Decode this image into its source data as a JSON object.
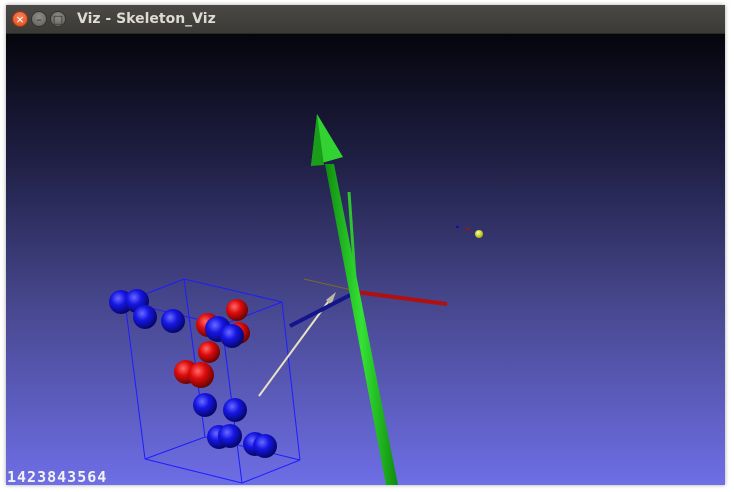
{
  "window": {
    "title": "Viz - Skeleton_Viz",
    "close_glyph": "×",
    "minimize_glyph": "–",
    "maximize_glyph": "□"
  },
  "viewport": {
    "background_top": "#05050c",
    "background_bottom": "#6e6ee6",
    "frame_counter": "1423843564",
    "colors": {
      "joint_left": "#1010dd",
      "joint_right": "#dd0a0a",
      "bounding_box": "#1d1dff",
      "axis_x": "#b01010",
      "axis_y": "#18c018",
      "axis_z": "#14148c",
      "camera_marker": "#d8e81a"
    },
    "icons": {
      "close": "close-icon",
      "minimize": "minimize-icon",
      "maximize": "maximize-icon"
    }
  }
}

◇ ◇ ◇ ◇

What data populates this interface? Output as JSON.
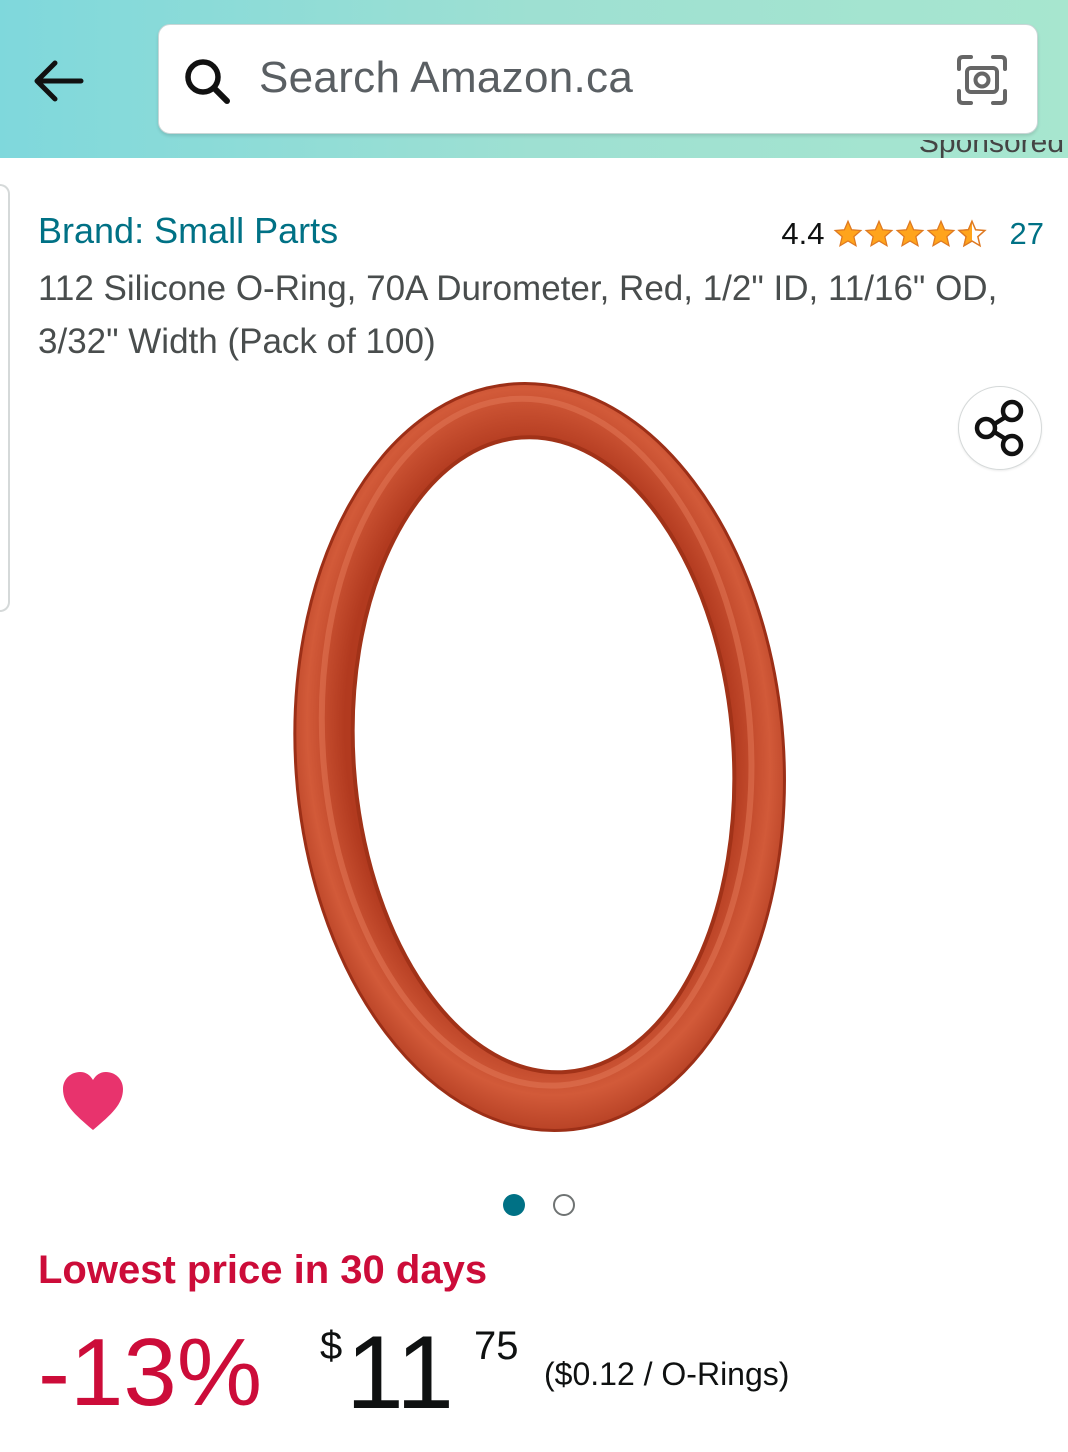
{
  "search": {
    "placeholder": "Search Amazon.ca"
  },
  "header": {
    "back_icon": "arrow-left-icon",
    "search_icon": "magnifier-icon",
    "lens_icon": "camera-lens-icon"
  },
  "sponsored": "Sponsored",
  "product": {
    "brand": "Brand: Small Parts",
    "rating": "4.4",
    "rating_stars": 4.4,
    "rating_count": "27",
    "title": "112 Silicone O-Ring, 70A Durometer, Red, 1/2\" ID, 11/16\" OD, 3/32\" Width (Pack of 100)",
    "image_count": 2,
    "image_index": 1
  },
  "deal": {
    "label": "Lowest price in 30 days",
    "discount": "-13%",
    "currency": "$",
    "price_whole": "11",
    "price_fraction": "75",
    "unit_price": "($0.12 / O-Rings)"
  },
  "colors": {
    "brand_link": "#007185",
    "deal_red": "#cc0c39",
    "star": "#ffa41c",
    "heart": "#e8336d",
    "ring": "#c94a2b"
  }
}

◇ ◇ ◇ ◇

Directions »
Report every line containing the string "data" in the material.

Task output »
Decode this image into its source data as a JSON object.
What data populates this interface? Output as JSON.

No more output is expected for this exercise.